  4. As several laws now provide for such adjudicative bodies, the executive does have an interest in retaining some leverage over their members.
  5. The Supreme Court has repeatedly called for the establishment of a national tribunals commission to make suitable appointments and evaluate the functioning of tribunals.
  6. The idea of an National Tribunals Commission was first mooted by the Supreme Court in Chandra Kumar v. Union of India (1997).
  7. The objective of National Tribunals Commission is envisaged to be an independent umbrella body to supervise the functioning of tribunals, appointment of and disciplinary proceedings against members, and to take care of administrative and infrastructural needs of the tribunals.

 

Implementing the Idea of ‘National Tribunals Commission’ (NTC):

  1. Over the course of these challenges, the idea of creating a ‘National Tribunals Commission’ (NTC) to independently appoint, supervise, and administer tribunals has emerged as a solution.
  2. Various rulings of the Supreme Court over time have directed the Union Government to set up an NTC. Tribunals at the state level too would benefit from a state tribunals commission. There has been little progress in this area.
  3. Therefore, instead of delegating the powers to the executive to frame rules that determine appointments to the tribunals, the legislature should empower the NTC to frame rules and oversee the process of appointment.
  4. There must be adequate judicial representation, and the conditions of eligibility for membership of the NTC or any sub-committee should uphold these principles.
  5. Following the consolidation of tribunal administration under the NTC, we recommend that a single sub-committee under the NTC should be responsible for the appointment of judicial members to all tribunals.
  6. Sub-committees should be formed to appoint technical members. The NTC should ensure that tribunal’s composition is such that their independence is maintained while also considering the area of specialisation of the tribunal.

 

Conclusion:

Developing an independent oversight body for accountable governance requires a legal framework that protects its independence and impartiality.

Therefore, the National Tribunals Commission should be established via a constitutional amendment or be backed by a statute that guarantees it functional, operational and financial independence.

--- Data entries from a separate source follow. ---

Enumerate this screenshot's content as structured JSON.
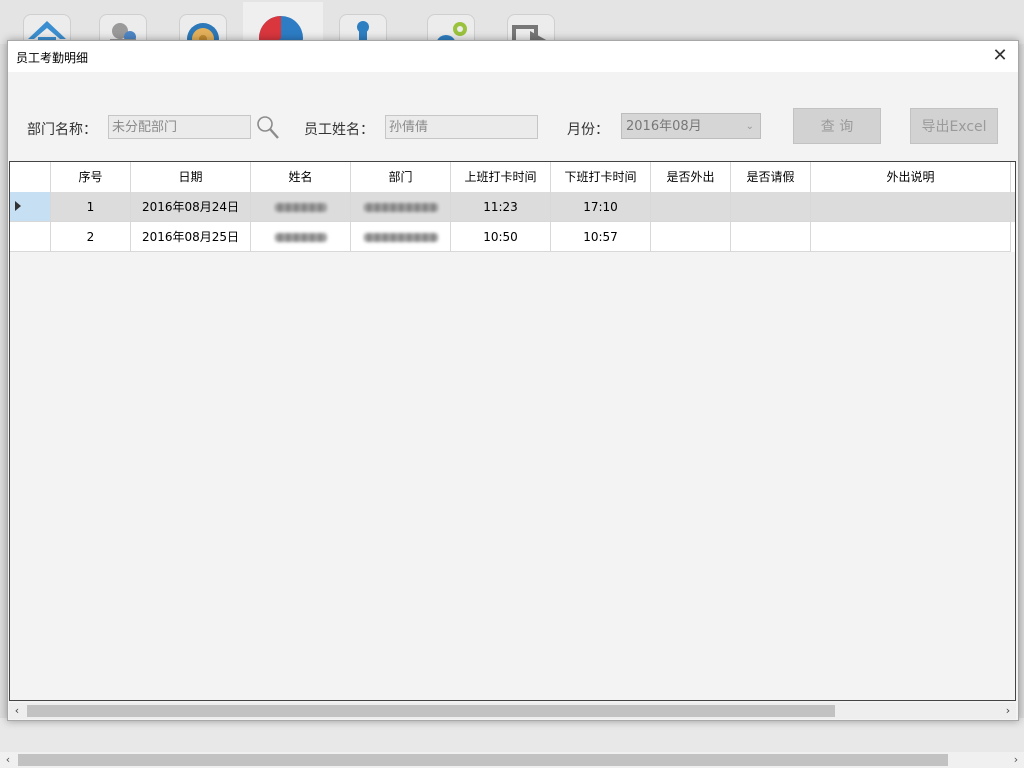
{
  "dialog": {
    "title": "员工考勤明细",
    "close_glyph": "✕"
  },
  "filters": {
    "dept_label": "部门名称：",
    "dept_value": "未分配部门",
    "name_label": "员工姓名：",
    "name_value": "孙倩倩",
    "month_label": "月份：",
    "month_value": "2016年08月"
  },
  "buttons": {
    "query": "查 询",
    "export": "导出Excel"
  },
  "table": {
    "columns": [
      "序号",
      "日期",
      "姓名",
      "部门",
      "上班打卡时间",
      "下班打卡时间",
      "是否外出",
      "是否请假",
      "外出说明"
    ],
    "rows": [
      {
        "no": "1",
        "date": "2016年08月24日",
        "on": "11:23",
        "off": "17:10",
        "out": "",
        "leave": "",
        "note": ""
      },
      {
        "no": "2",
        "date": "2016年08月25日",
        "on": "10:50",
        "off": "10:57",
        "out": "",
        "leave": "",
        "note": ""
      }
    ]
  },
  "scroll": {
    "left": "‹",
    "right": "›"
  },
  "colors": {
    "selected_row": "#dcdcdc",
    "row_header_selected": "#c7dff3"
  }
}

As tribunals have attained a unique place in the Indian judicial landscape and have been adjudicating several important matters, their independence has to be crystallised and preserved in reality by the formation of NTC.